Sure, we wouldn’t do this job if we weren’t paid for it, but it is a means to an end. I can tolerate this job for now, because I will eventually be able to retire/get promoted/win the lottery/etc. If this is you, you might be pretty comfortable in your bubble, but you have no idea how big and comfortable that bubble really is. In fact, your bubble is definitely a product of your environment at this point!
What if everybody jumped ship, exited their bubbles of happiness and went on to do exactly what they wanted in their lives?
At first? Crisis, surely. Both your personal finances and the economy would take a hit since the wheels of capitalism would just stop turning for a moment.
But after a while? The balance would be restored.
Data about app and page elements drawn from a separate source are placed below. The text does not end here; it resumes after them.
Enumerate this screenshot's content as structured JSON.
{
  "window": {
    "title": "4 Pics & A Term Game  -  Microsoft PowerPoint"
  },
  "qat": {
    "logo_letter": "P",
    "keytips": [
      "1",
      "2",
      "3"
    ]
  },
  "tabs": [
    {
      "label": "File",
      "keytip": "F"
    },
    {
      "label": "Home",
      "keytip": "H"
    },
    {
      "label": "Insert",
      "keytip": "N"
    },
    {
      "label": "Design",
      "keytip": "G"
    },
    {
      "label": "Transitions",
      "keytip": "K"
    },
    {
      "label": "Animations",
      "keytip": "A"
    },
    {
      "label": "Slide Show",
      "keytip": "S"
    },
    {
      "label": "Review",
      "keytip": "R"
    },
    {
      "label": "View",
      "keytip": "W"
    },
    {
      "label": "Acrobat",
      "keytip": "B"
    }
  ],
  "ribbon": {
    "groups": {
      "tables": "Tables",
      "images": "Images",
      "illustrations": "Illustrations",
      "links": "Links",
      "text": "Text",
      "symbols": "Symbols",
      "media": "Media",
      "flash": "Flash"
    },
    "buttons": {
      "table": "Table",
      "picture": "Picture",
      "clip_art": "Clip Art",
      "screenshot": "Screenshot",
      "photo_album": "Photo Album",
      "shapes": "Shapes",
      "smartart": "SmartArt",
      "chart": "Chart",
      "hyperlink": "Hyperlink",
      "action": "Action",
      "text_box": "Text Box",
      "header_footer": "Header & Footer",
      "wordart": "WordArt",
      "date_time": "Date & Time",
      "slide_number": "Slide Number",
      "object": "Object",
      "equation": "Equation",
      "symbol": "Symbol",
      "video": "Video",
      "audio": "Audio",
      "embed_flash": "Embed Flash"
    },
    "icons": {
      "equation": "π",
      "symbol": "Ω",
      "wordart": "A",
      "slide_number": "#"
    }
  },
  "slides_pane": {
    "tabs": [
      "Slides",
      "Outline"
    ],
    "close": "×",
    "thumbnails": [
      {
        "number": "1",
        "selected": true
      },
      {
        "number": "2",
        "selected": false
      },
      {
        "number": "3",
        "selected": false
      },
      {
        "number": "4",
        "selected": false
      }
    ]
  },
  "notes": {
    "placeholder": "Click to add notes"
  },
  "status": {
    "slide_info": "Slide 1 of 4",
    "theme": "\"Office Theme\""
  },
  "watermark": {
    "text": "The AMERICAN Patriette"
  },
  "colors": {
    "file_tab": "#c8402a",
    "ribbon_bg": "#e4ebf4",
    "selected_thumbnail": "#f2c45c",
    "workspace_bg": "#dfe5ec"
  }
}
See, everything is in a delicate balance where the bid meets the offer. This is called an equilibrium. You are paid your salary (the bid) because you put in 40 hours of work every week (the offer). If you leave your job, then someone else would replace you, most likely for a higher salary. Why? Because the offer just decreased, so the bid has to increase in order to meet an equilibrium. This is the concept of price and demand.
So if everybody quits their job, then those jobs would only become more valuable, up to a point where salaries will increase. These salaries will eventually reach a point where you’ll again feel like it’s a fair deal between your time (the offer) and the money you get paid (the bid).
A lot of companies are perfectly aware of this, but try to keep this simple knowledge from their workers. You see, the longer you stay in your seemingly comfortable bubble, the more your company is able to benefit from you.
Do you feel comfortable in your bubble of happiness?
If there is a call to action to this post, it’s definitely not to stand up and quit your job right away. You should probably not do that.
What I want you to do, however, is to answer these questions:
- When was the last time you really got out of your comfort zone? (I’m talking about moving abroad, having a first child, ending a bad relationship, quitting your job, etc).
- Is your bubble of happiness a product of yourself or your surroundings?
- Without comparing yourself to others(!), are you happy with your current bubble of happiness? Do you think it could be bigger?
- If yes, then what’s the first step you can think of that will make you leave your bubble of happiness?
Exiting your bubble of happiness is always scary. Thinking about it might already give you anxiety. But still, it’s a good idea to think bigger. If you want to be happier, you might have to exit your comfort zone in order to find it.
Be brave. Be bold. Create your own bubble of happiness and don’t be afraid to exit it every once in a while.
I want to mention here that I’ve been tracking my happiness for almost 6 years now. What does this mean? It means I spend 2 minutes every day to reflect on my day:
- How happy was I on a scale from 1 to 10?
- What factors had a significant effect on my rating?
- I clear my head by jotting down all my thoughts in my happiness journal.
This allows me to constantly learn from my evolving life. It’s how I purposefully steer my life in the best direction possible. And I believe you can do the same.
This is probably not the article that you expected. Hell, it’s not even the article that I expected to write.
I’d love to know your answers to the questions in this article. When was the last time you stepped out of your comfort zone? How did that influence your happiness in the long run? Let me know what you think, what you liked, what you hated, or just say hello in the comments below!
Founder of Tracking Happiness and lives in the Netherlands. Ran 5 marathons, with one of them in under 4 hours (3:59:58 to be exact). Data junkie and happiness tracker for over 6 years.